SUPPLIED DATA |
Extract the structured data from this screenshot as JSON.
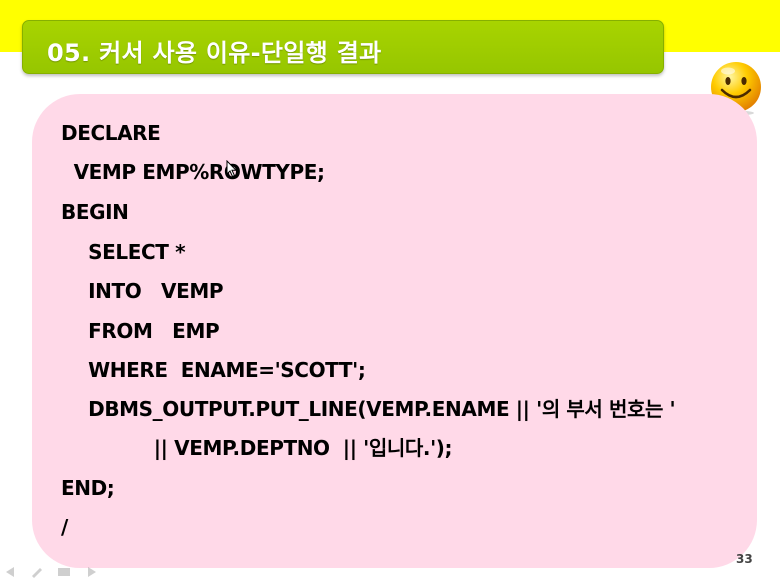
{
  "slide": {
    "title": "05. 커서 사용 이유-단일행 결과",
    "page_number": "33",
    "code_lines": [
      "DECLARE",
      " VEMP EMP%ROWTYPE;",
      "BEGIN",
      "  SELECT *",
      "  INTO   VEMP",
      "  FROM   EMP",
      "  WHERE  ENAME='SCOTT';",
      "  DBMS_OUTPUT.PUT_LINE(VEMP.ENAME || '의 부서 번호는 '",
      "            || VEMP.DEPTNO  || '입니다.');",
      "END;",
      "/"
    ]
  },
  "colors": {
    "top_band": "#ffff00",
    "title_bar": "#9ccc00",
    "code_panel": "#ffd9e8",
    "title_text": "#ffffff",
    "code_text": "#000000"
  },
  "icons": {
    "decoration": "smiley-face-icon",
    "pointer": "mouse-cursor-icon"
  }
}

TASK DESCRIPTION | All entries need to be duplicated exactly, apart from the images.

EXERCISE RESPONSE |
Extract the structured data from this screenshot as JSON.
{
  "slide": {
    "title": "05. 커서 사용 이유-단일행 결과",
    "page_number": "33",
    "code_lines": [
      "DECLARE",
      " VEMP EMP%ROWTYPE;",
      "BEGIN",
      "  SELECT *",
      "  INTO   VEMP",
      "  FROM   EMP",
      "  WHERE  ENAME='SCOTT';",
      "  DBMS_OUTPUT.PUT_LINE(VEMP.ENAME || '의 부서 번호는 '",
      "            || VEMP.DEPTNO  || '입니다.');",
      "END;",
      "/"
    ]
  },
  "colors": {
    "top_band": "#ffff00",
    "title_bar": "#9ccc00",
    "code_panel": "#ffd9e8",
    "title_text": "#ffffff",
    "code_text": "#000000"
  },
  "icons": {
    "decoration": "smiley-face-icon",
    "pointer": "mouse-cursor-icon"
  }
}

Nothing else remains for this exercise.